Exercise aim ▸ Beginning with the line that contains "What data populates", output each line below exactly through the last one, both included, and nothing else.

※ ※ ※

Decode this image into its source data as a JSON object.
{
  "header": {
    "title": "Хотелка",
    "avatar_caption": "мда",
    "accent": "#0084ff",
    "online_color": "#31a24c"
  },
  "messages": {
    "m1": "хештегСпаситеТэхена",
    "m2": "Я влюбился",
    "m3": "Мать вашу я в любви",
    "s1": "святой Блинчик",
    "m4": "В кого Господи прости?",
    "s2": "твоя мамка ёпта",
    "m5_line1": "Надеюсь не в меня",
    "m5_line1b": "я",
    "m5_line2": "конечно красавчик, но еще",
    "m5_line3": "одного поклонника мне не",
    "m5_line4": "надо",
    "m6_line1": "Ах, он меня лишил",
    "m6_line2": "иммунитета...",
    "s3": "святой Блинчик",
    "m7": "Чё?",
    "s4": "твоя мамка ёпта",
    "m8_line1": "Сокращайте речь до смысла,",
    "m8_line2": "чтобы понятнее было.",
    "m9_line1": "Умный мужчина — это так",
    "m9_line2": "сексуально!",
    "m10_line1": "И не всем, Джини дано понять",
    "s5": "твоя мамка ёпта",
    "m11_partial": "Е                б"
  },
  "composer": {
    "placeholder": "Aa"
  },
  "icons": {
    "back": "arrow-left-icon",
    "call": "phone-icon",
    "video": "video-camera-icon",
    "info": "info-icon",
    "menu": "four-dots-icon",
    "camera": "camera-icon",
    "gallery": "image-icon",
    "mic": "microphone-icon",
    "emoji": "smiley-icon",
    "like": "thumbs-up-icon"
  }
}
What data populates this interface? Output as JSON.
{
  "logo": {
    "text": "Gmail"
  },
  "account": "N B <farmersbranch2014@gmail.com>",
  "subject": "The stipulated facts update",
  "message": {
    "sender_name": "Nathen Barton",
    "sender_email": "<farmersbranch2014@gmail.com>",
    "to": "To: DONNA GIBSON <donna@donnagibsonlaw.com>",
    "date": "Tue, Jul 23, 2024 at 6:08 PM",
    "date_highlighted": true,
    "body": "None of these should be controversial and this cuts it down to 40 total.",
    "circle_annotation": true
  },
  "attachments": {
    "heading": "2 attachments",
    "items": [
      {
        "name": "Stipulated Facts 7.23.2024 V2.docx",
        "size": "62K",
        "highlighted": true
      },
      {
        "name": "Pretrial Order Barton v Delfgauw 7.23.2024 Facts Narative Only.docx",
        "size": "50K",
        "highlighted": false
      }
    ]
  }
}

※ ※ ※

Response area ▸
What data populates this interface? Output as JSON.
{
  "logo": {
    "text": "Gmail"
  },
  "account": "N B <farmersbranch2014@gmail.com>",
  "subject": "The stipulated facts update",
  "message": {
    "sender_name": "Nathen Barton",
    "sender_email": "<farmersbranch2014@gmail.com>",
    "to": "To: DONNA GIBSON <donna@donnagibsonlaw.com>",
    "date": "Tue, Jul 23, 2024 at 6:08 PM",
    "date_highlighted": true,
    "body": "None of these should be controversial and this cuts it down to 40 total.",
    "circle_annotation": true
  },
  "attachments": {
    "heading": "2 attachments",
    "items": [
      {
        "name": "Stipulated Facts 7.23.2024 V2.docx",
        "size": "62K",
        "highlighted": true
      },
      {
        "name": "Pretrial Order Barton v Delfgauw 7.23.2024 Facts Narative Only.docx",
        "size": "50K",
        "highlighted": false
      }
    ]
  }
}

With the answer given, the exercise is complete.